Cyclists protest the closure of the Olympic Towpath Cycle Route
East Londoners protested the closure of the Lea Navigation tow-path alongside the Olympic site, a vital safe cycle route across the area as well as a recreational footpath, marching to the closure site and holding a picnic there.
A vital part of London's Olympic bid was the promise that this would be the greenest Olympics ever, and it is a promise the London games have failed to live up to on every level. They failed to realise the opportunity of the allotments on the site, closing them down; they failed to use the canal system to remove waste and bring in materials; canal transport to the games will be a horrendously expensive largely corporate jolly rather than a genuine water bus service, and while they promoted the idea of people cycling to the games, instead they have closed the two major cycle routes in the area, which were also widely used by walkers.
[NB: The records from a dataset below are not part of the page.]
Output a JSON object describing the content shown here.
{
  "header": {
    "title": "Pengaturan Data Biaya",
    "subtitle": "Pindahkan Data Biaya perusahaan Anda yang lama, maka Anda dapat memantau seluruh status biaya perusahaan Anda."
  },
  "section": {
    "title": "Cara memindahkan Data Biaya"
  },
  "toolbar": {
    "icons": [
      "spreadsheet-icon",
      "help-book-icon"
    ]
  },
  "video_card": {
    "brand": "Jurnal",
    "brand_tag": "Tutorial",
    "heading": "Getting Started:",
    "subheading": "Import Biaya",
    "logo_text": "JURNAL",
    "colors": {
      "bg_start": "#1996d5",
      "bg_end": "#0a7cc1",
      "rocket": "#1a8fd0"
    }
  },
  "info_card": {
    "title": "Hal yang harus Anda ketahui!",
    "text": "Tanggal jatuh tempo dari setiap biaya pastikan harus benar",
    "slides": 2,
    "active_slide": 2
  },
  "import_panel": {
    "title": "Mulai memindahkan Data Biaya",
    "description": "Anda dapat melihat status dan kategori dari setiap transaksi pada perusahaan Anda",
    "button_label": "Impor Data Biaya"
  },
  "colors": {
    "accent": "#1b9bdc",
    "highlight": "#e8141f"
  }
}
The Greenway, used by many to travel to work as a short and direct route from Hackney Wick to Stratford closed in May, and will at least be used by those attending the games. As it passes between the stadium and the warm up arena, keeping it open as a through route during the actual event would not have been possible, although it is impossible to justify closing it over two months in advance.
Another key route for cyclists is the Lea Navigation tow-path, and there had been an undertaking to keep that open during the games, with a 10 ft high electrified fence having been erected between it and the Olympic site, bristling with security cameras.
Ten days ago this too was closed, and it is not expected to be reopened before September 12th. Alternative routes are roughly 50% longer and include cycling on some busy roads, ending at the notorious Bow Flyover roundabout where two cyclists have recently been killed.
The 'Open Our Towpath' campaign point out that the Olympic games web site still shows the tow-path as a route for cyclists, and say that the closure is illegal, and ask for the path to be returned to public use. Today the held the third weekly protest against the closure, meeting together with member of the Save Leyton Marsh Campaign next to the 'temporary' basketball practice site erected on Leyton Marsh, and walking from their down the tow-path to the closure a few yards south of the Eastway Bridge over the navigation.
There they set up a barbecue and held a protest picnic, having failed to persuade the security men on duty at the gate to let them through or the two PCSO's present to take action against what they allege is an illegal blockage of the right of way.
Although the protest was not a huge one, in the couple of hours I was there, literally hundreds of cyclists on their own or in small groups arrived at the fence, expecting to be able to cycle along the tow-path. Some saw the notice and barrier and simply turned away immediately, others stopped to read the notice and some to try asking the security men why the tow-path was closed. Many of them expressed their frustration at the closure and others asked the protesters for help in finding a route avoiding the closed path.
The Lea Navigation is also closed, and the narrow boats normally moored just above here have all been forced to move. The moorings have been made available for the Olympic period at extremely high rents, and there were a few flag bedecked boats moored there as we passed. Just above the Eastway bridge there is a yellow barrier strung across the waterway to block the area to boats, although the water bus service (£95 VIP return, £45 normal return) will apparently make its way past. The protesters as well as a barbecue and large awning had also brought along 3 inflatable paddling pools which they could have used as primitive craft on the canal, but as they began to blow them up a small security boat with two men on board appeared ready to repel any nautical invasion.
A police van had come to Leyton Marsh for the start of the protest, and as well as the two PCSOs who stood watching over the picnic for an hour or two, there seemed to be no shortage of security men hanging around this end of the site, with several groups seemingly totally unemployed behind the prison-like wire fence as well as the two on the boat and five behind the flimsy fencing across the tow-path. At one point several police also turned up an peered at the picnickers through the fence for a few minutes.